Collected data entries
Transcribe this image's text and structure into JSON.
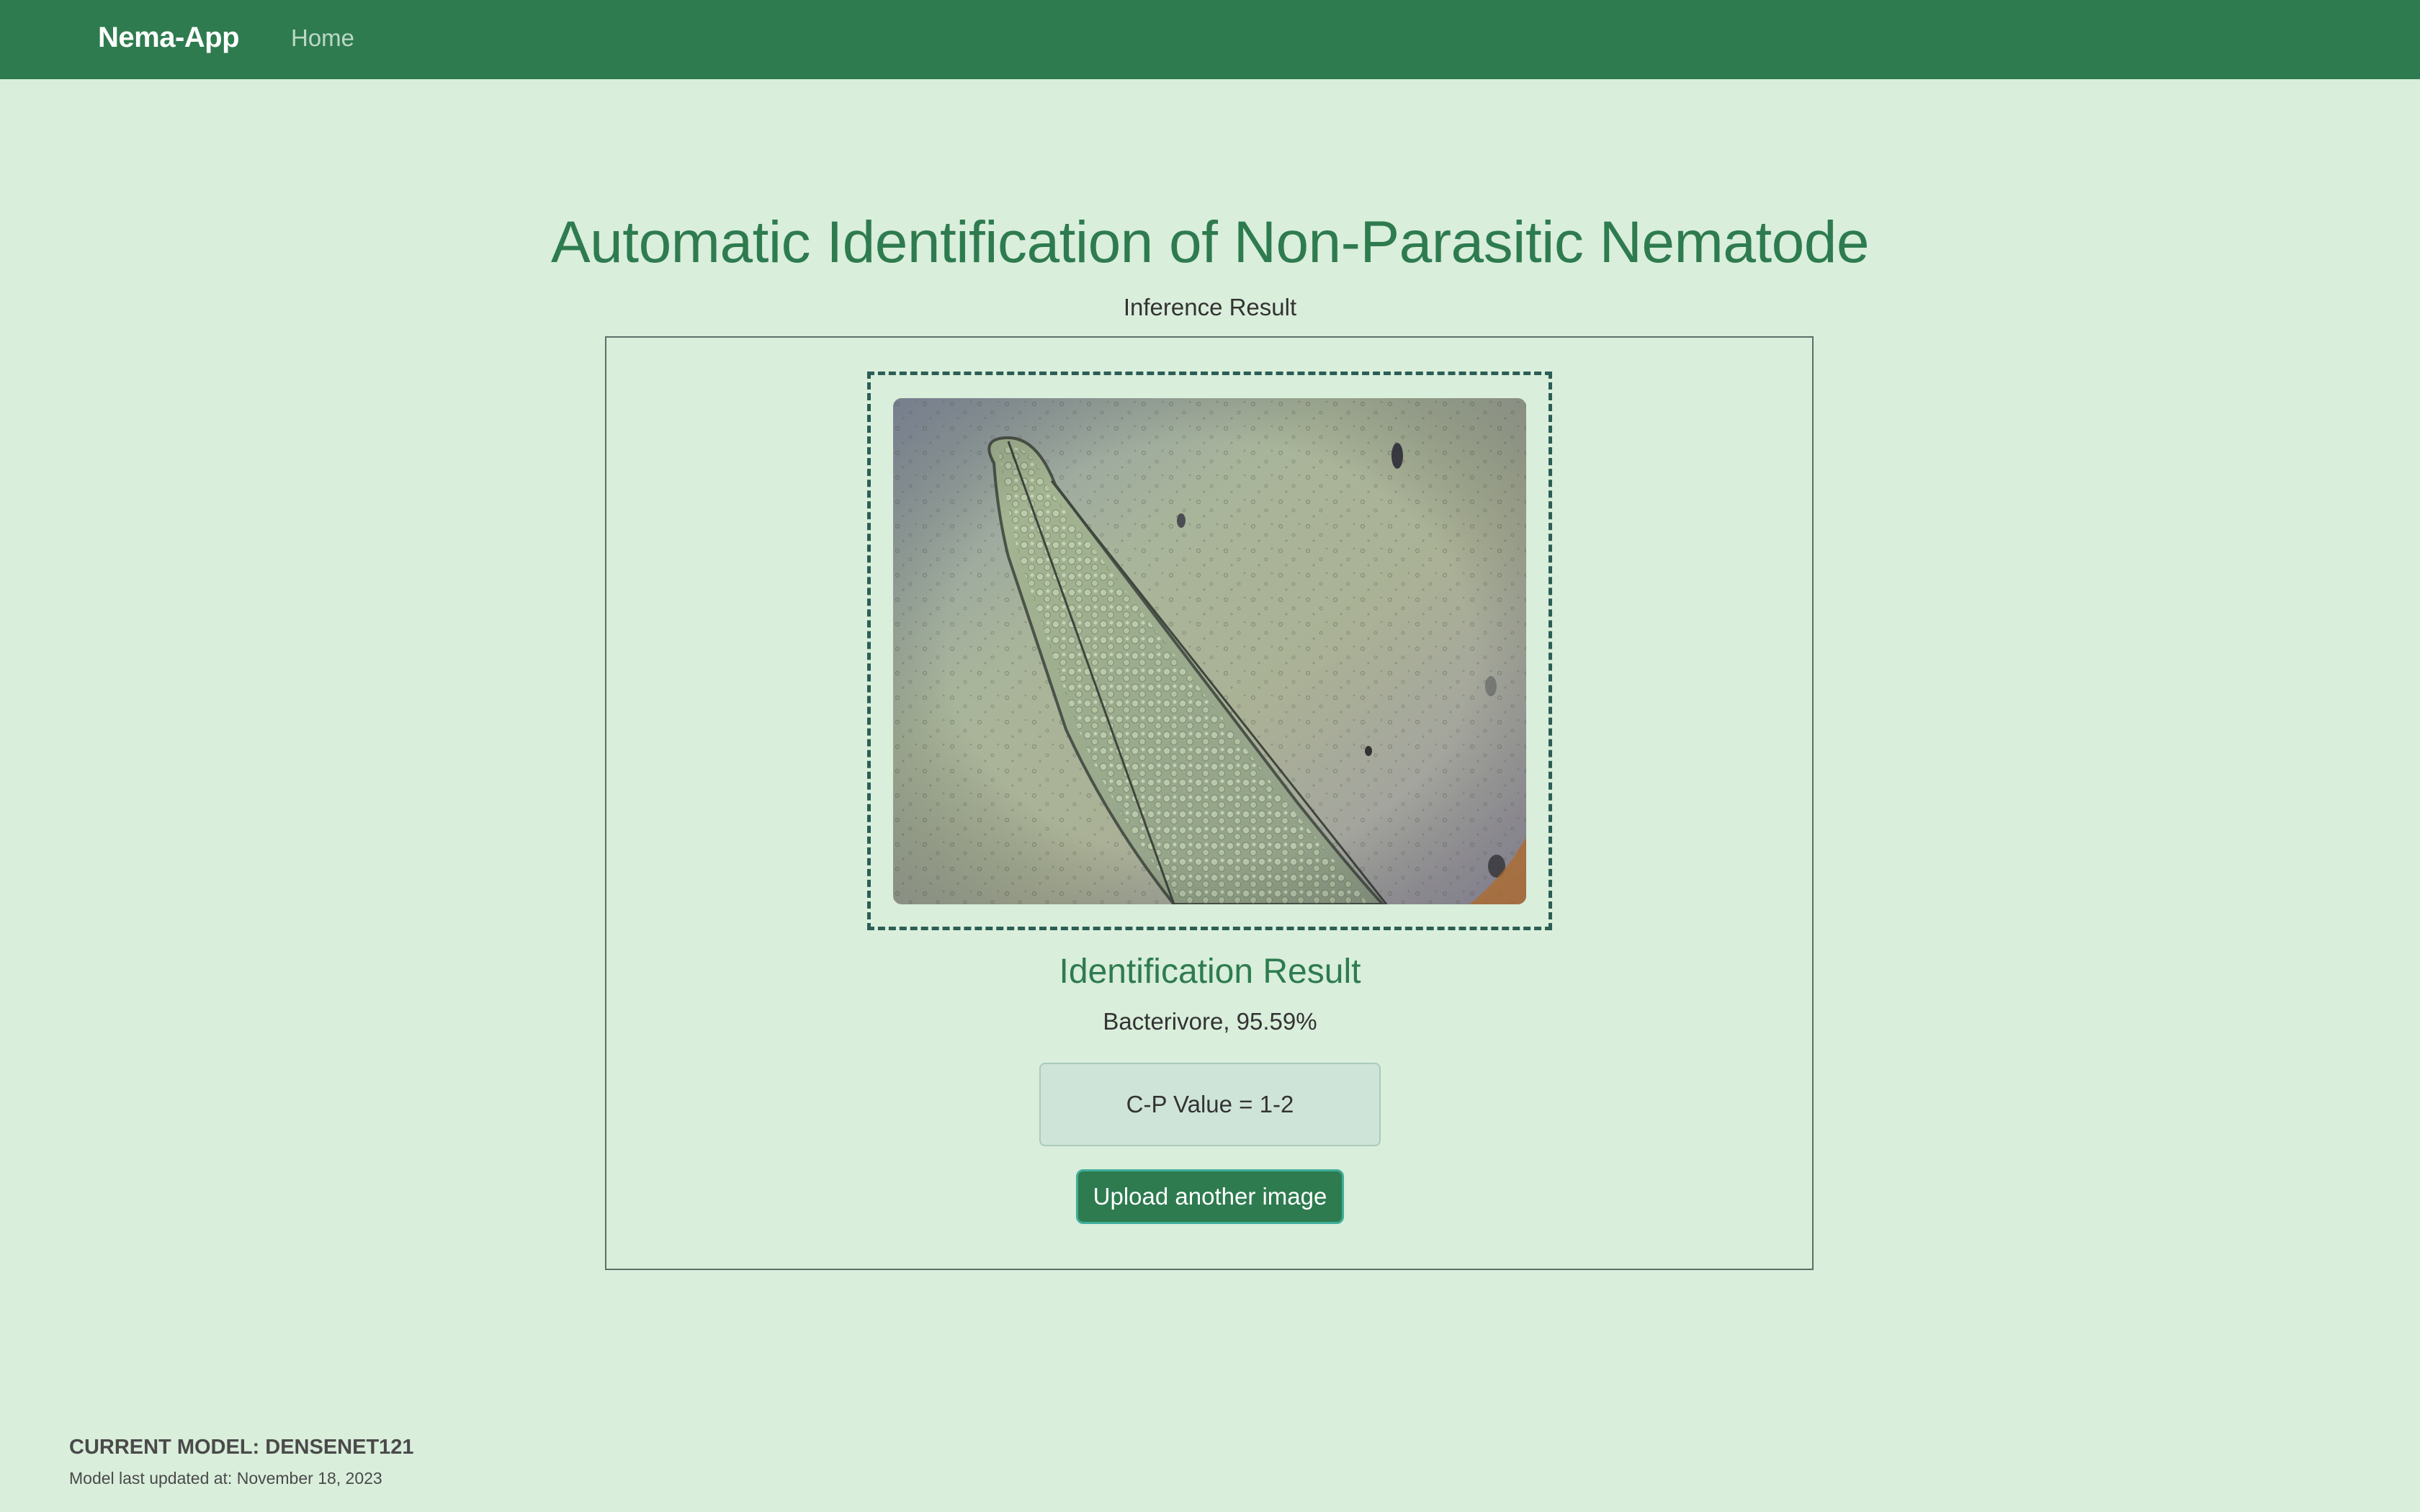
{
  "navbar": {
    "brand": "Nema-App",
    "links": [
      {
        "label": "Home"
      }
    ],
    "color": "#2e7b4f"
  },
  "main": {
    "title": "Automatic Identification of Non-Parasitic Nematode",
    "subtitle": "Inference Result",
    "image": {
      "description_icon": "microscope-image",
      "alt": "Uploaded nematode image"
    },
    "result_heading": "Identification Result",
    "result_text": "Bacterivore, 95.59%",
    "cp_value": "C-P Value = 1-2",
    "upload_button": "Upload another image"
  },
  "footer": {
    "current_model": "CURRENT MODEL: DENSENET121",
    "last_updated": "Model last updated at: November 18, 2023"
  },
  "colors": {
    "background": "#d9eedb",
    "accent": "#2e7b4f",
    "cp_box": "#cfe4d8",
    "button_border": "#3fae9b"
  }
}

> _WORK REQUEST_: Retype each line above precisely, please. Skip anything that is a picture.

> _RESULT OF THE EXERCISE_:
Transcribe this image's text and structure into JSON.
{
  "navbar": {
    "brand": "Nema-App",
    "links": [
      {
        "label": "Home"
      }
    ],
    "color": "#2e7b4f"
  },
  "main": {
    "title": "Automatic Identification of Non-Parasitic Nematode",
    "subtitle": "Inference Result",
    "image": {
      "description_icon": "microscope-image",
      "alt": "Uploaded nematode image"
    },
    "result_heading": "Identification Result",
    "result_text": "Bacterivore, 95.59%",
    "cp_value": "C-P Value = 1-2",
    "upload_button": "Upload another image"
  },
  "footer": {
    "current_model": "CURRENT MODEL: DENSENET121",
    "last_updated": "Model last updated at: November 18, 2023"
  },
  "colors": {
    "background": "#d9eedb",
    "accent": "#2e7b4f",
    "cp_box": "#cfe4d8",
    "button_border": "#3fae9b"
  }
}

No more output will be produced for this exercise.